→ WORK TASK: Every line of the records below that holds the word "codigo" belongs in the answer.
** SOURCE DATA follows **
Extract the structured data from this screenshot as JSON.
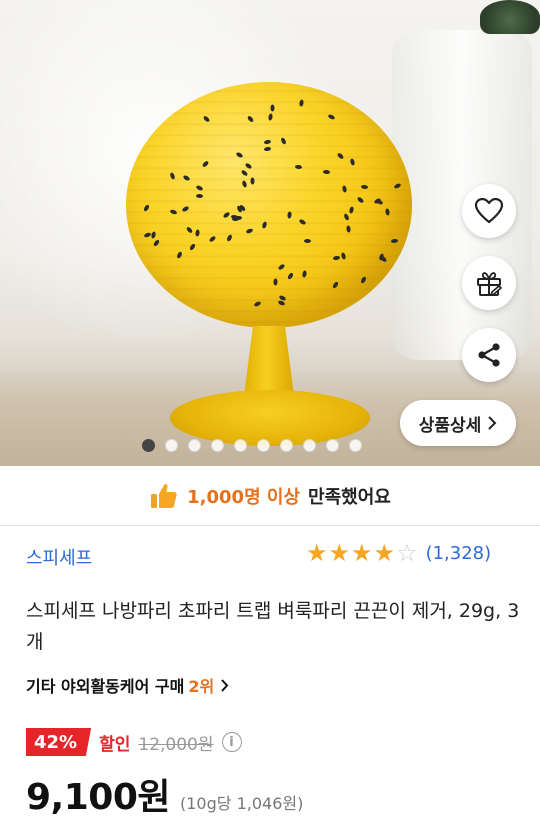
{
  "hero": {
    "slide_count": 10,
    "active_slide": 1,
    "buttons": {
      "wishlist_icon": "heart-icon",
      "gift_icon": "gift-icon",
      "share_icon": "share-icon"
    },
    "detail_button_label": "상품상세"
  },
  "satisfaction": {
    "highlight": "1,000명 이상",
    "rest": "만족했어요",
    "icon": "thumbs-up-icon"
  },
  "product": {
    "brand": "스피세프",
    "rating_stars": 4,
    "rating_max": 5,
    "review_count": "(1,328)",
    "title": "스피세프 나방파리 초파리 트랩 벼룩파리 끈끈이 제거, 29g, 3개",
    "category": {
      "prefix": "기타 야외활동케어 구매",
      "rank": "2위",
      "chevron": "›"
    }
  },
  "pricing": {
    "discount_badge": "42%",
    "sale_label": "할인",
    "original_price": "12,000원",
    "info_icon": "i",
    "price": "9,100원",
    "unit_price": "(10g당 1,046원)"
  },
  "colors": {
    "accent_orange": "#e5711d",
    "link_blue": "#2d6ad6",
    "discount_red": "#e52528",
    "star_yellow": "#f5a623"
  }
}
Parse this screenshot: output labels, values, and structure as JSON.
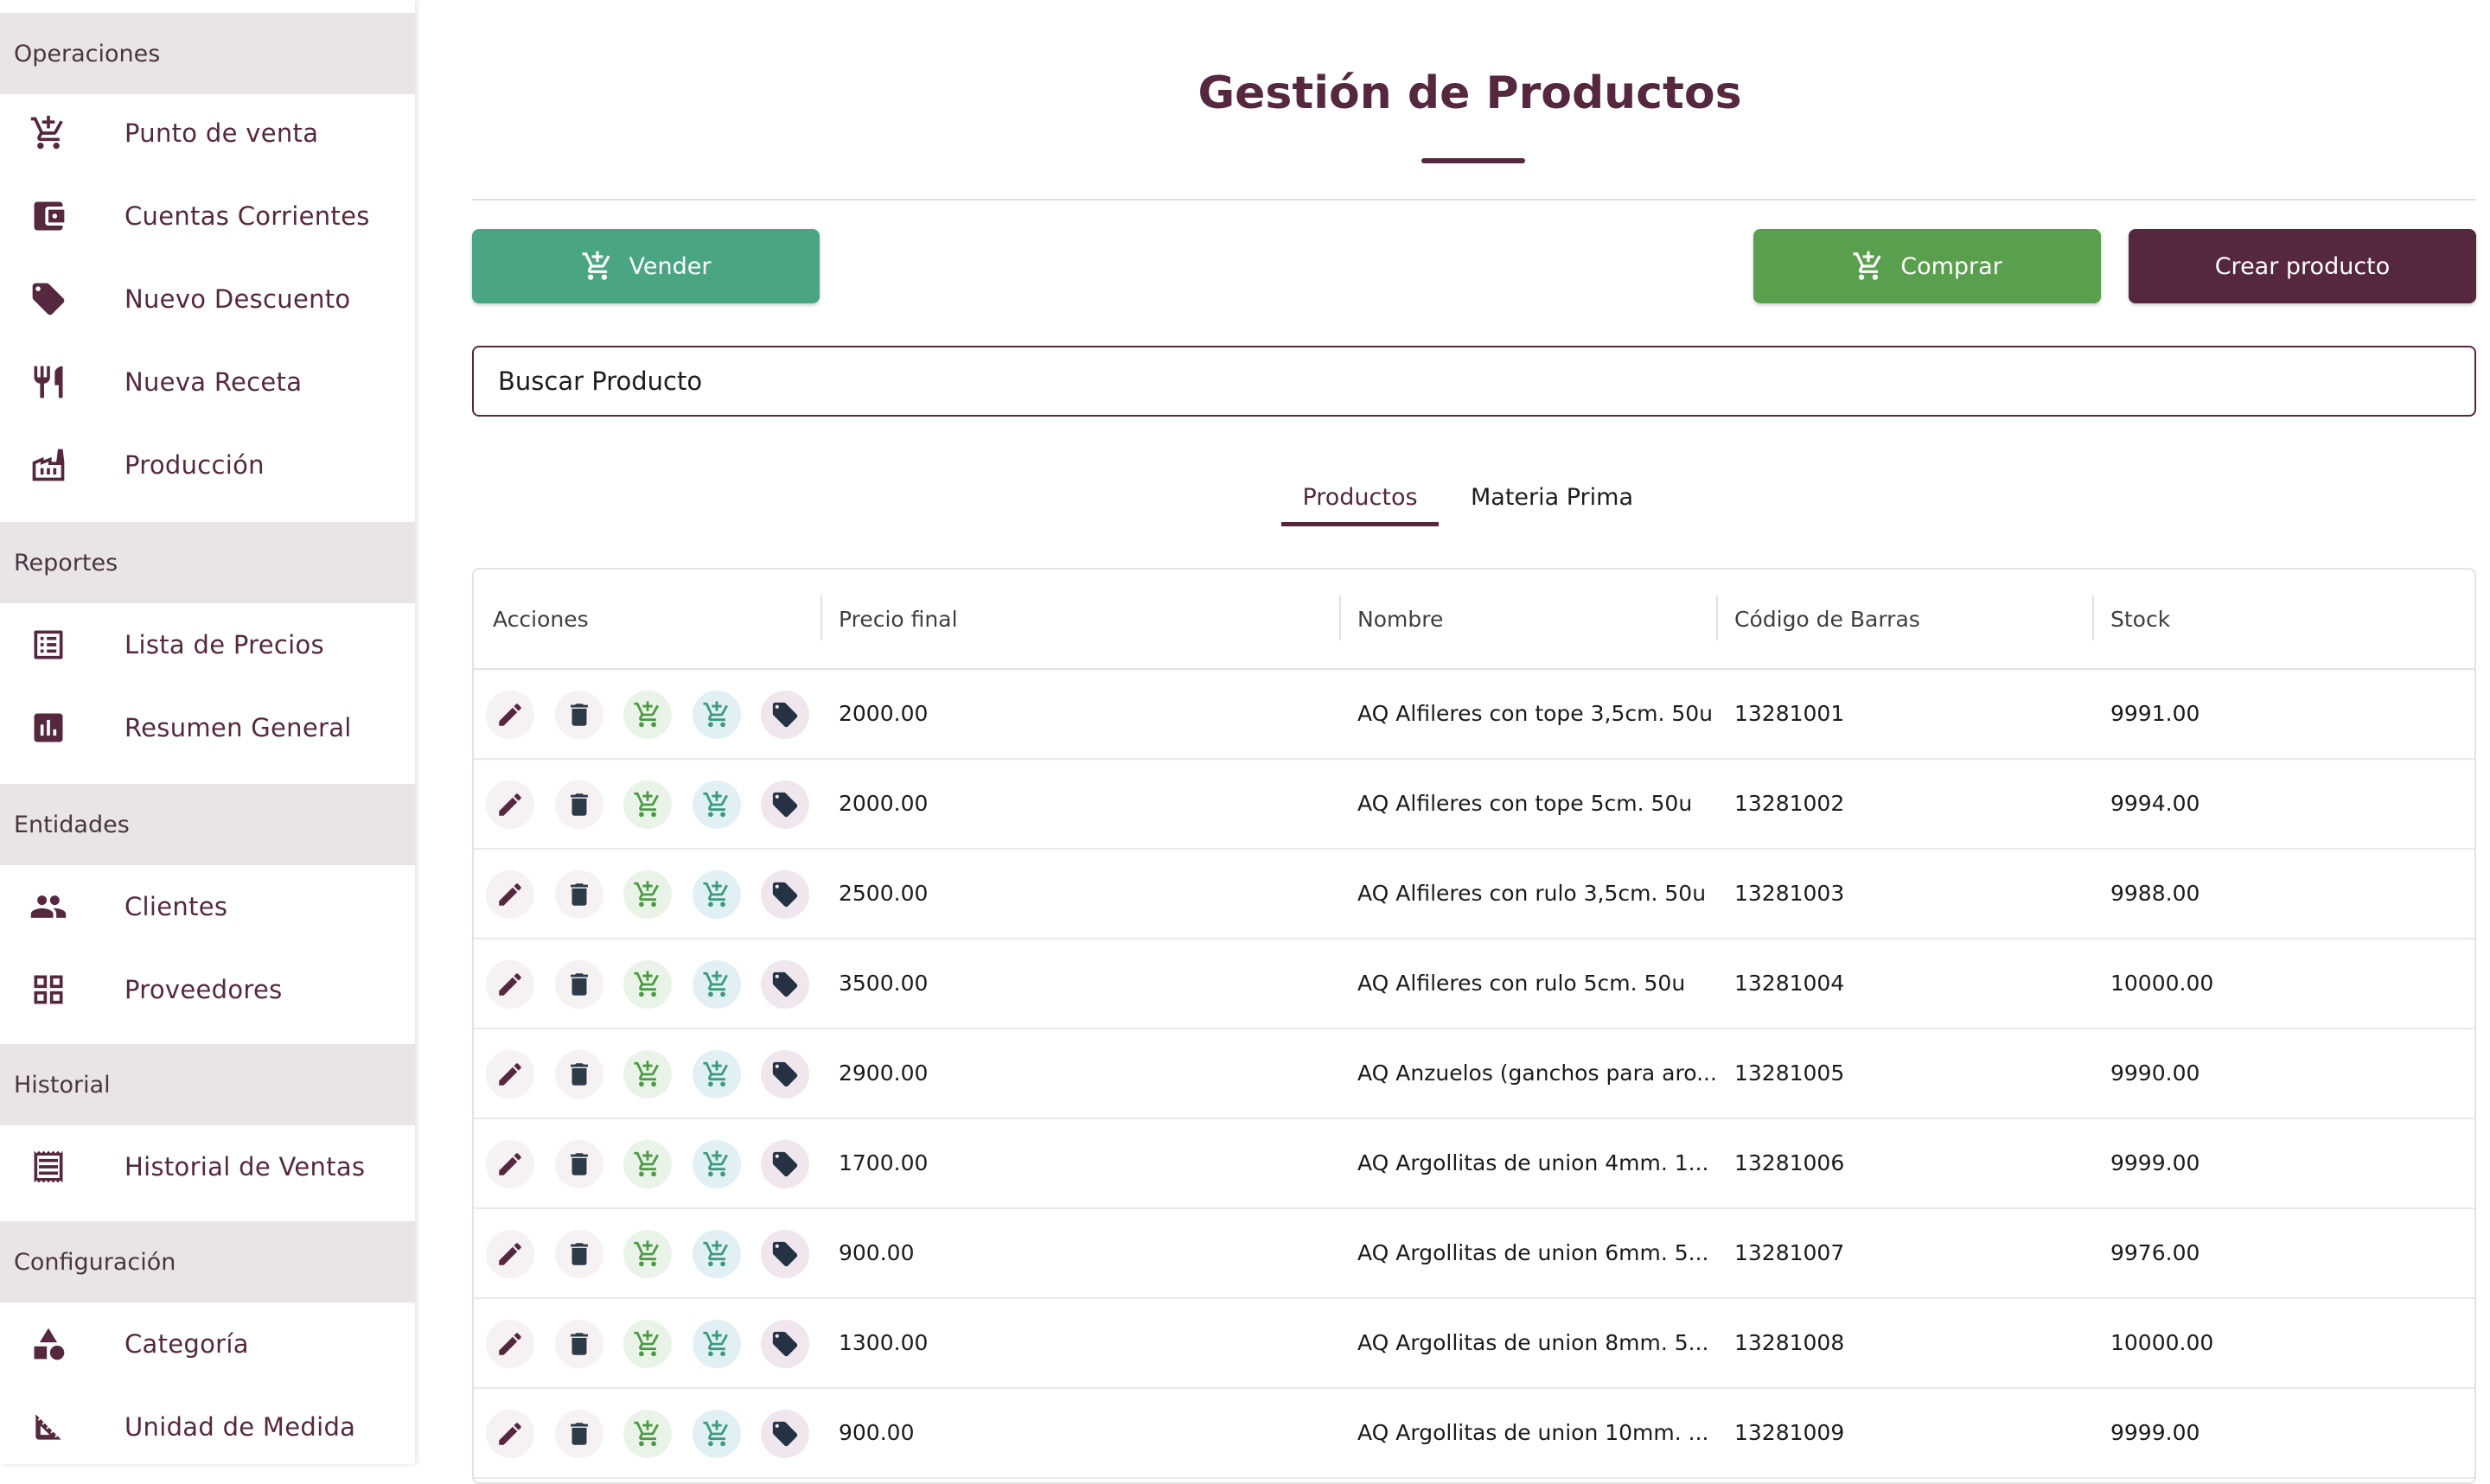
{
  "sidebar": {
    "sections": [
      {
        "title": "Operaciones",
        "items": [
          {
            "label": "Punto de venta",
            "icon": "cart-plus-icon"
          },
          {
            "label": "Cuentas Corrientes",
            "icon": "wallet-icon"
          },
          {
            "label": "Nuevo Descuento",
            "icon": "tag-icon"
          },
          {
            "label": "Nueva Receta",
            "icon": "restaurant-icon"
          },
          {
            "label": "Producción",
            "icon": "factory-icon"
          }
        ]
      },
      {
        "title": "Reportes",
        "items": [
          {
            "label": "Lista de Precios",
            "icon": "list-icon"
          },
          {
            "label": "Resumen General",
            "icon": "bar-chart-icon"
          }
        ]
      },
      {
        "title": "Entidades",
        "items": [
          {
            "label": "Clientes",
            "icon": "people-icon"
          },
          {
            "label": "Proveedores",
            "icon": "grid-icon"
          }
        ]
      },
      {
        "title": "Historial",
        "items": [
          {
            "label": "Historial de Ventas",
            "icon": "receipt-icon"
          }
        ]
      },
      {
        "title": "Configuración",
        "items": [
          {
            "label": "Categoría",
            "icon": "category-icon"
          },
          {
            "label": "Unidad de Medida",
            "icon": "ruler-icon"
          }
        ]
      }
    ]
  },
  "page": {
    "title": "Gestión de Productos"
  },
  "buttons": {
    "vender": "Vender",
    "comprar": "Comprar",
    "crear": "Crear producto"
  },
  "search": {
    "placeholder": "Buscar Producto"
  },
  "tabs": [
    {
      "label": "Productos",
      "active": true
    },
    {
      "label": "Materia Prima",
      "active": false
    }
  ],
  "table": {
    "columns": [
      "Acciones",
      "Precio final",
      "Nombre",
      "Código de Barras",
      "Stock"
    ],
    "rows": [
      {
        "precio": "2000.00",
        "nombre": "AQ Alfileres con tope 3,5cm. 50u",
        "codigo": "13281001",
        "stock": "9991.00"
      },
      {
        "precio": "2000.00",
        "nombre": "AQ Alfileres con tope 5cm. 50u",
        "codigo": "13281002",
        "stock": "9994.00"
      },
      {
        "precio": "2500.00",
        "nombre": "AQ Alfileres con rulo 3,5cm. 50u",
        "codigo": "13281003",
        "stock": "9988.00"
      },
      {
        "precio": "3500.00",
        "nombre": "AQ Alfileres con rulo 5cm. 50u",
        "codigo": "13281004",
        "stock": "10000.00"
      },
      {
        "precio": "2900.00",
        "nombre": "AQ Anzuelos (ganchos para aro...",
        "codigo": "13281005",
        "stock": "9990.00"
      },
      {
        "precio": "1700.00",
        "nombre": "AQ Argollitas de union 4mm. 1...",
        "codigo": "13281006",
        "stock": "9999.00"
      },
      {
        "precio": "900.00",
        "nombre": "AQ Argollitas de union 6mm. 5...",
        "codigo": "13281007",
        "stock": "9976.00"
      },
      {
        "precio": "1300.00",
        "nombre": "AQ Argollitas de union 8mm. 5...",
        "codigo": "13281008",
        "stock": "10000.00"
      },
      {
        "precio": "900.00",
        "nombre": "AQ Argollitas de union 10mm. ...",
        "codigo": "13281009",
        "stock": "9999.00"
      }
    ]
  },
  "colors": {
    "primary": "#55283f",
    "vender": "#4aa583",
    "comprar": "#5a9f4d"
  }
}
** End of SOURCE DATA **
→ WRITTEN RESPONSE:
        "codigo": "13281001",
        "codigo": "13281002",
        "codigo": "13281003",
        "codigo": "13281004",
        "codigo": "13281005",
        "codigo": "13281006",
        "codigo": "13281007",
        "codigo": "13281008",
        "codigo": "13281009",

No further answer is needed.